# ABOUT THIS EXERCISE
Which lines in the data below contain the string "Best"? Show each one.

-------- PROVIDED DATA

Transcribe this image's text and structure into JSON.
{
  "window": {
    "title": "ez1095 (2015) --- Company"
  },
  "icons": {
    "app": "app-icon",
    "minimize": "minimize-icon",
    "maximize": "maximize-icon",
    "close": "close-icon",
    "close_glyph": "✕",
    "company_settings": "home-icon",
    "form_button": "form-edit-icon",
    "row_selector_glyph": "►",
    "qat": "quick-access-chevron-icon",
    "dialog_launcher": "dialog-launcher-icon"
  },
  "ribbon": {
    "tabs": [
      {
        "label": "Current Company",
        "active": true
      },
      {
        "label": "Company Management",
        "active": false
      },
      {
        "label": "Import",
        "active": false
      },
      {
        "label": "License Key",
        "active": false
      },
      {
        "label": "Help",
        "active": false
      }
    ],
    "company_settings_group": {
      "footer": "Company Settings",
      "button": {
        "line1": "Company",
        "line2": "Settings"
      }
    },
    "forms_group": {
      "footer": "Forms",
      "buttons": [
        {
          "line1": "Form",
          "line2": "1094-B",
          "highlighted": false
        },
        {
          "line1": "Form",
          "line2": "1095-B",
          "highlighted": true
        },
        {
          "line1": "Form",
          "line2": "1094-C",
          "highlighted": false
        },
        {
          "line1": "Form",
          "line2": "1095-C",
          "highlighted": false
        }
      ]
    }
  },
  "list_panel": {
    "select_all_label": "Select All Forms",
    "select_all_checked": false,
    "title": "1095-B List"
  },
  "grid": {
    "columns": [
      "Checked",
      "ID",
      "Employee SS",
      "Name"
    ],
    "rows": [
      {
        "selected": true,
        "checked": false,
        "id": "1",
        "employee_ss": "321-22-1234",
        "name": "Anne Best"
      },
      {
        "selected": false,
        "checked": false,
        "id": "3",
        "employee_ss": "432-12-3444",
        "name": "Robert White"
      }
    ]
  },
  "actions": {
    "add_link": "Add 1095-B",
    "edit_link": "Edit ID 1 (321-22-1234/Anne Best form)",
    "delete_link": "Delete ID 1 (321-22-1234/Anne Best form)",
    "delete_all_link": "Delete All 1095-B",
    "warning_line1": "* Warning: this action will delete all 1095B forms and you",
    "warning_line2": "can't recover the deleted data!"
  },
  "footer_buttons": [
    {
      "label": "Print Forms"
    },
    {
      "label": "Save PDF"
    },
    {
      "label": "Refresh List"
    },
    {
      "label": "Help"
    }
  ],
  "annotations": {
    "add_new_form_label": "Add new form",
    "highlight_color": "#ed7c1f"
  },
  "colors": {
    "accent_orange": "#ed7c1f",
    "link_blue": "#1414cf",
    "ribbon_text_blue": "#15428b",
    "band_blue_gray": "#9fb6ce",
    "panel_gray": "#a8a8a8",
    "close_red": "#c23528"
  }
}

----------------
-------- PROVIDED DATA

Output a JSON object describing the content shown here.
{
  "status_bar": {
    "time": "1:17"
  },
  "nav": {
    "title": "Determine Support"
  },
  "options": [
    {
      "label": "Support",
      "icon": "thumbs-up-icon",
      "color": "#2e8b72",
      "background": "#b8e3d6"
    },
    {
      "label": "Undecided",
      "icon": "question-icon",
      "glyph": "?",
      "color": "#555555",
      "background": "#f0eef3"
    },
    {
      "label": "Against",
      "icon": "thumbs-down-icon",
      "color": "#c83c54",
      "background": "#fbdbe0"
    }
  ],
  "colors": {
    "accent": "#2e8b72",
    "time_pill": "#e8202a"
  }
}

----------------

# SOLUTION TO THE EXERCISE
        "name": "Anne Best"
    "edit_link": "Edit ID 1 (321-22-1234/Anne Best form)",
    "delete_link": "Delete ID 1 (321-22-1234/Anne Best form)",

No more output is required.